There was an interesting development last week in the area of copyright exceptions in the UK. A judge of the High Court quashed (i.e. nullified or rendered inoperable) the exception introduced by the Government last October through the Personal Copies for Private Use Regulations 2014. This is quite something. The courts, through judicial review, are overturning a governmental mechanism which had allowed certain types of personal copying of protected works. The reason underpinning the judgment is that the scheme had failed to provide fair compensation to rightholders.
As I had explained in an article in Art Antiquity and Law last December, discussing the various 2014 UK copyright changes, that particular exception allowing private copying for personal use would not have much of an impact, for instance, on art collectors who wanted to make copies of works in their collection. The regulations were such that they only permitted the copying of pre-existing copies (theoretically applying to prints) and would not apply if the original copy was then transferred to another person, other than on a private and temporary basis. And so the judgment from last week may not have too much of an impact on the workings of the art world.
But what is most interesting is the facility with which a court was able to quash the regulations.
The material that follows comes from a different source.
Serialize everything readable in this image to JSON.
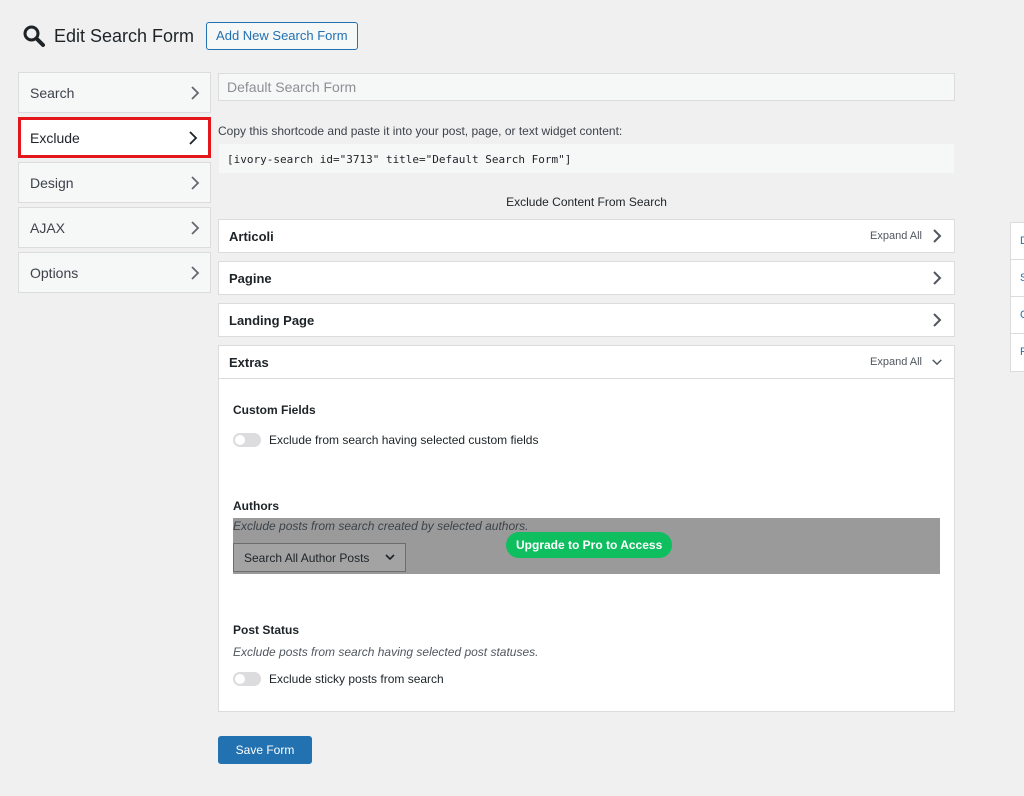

One wonders whether any of the other copyright exceptions introduced in 2014 may similarly face the axe, as the subject of judicial review. Think of the new exceptions for caricature, parody, pastiche, the extremely vague exception for ‘quotation’ (whatever that means)… are these exceptions not also cutting rightholders out of fair compensation? It may only be a matter of time before they too are challenged before the UK courts. And the outcome of that challenge will most certainly have a pronounced effect on the art world.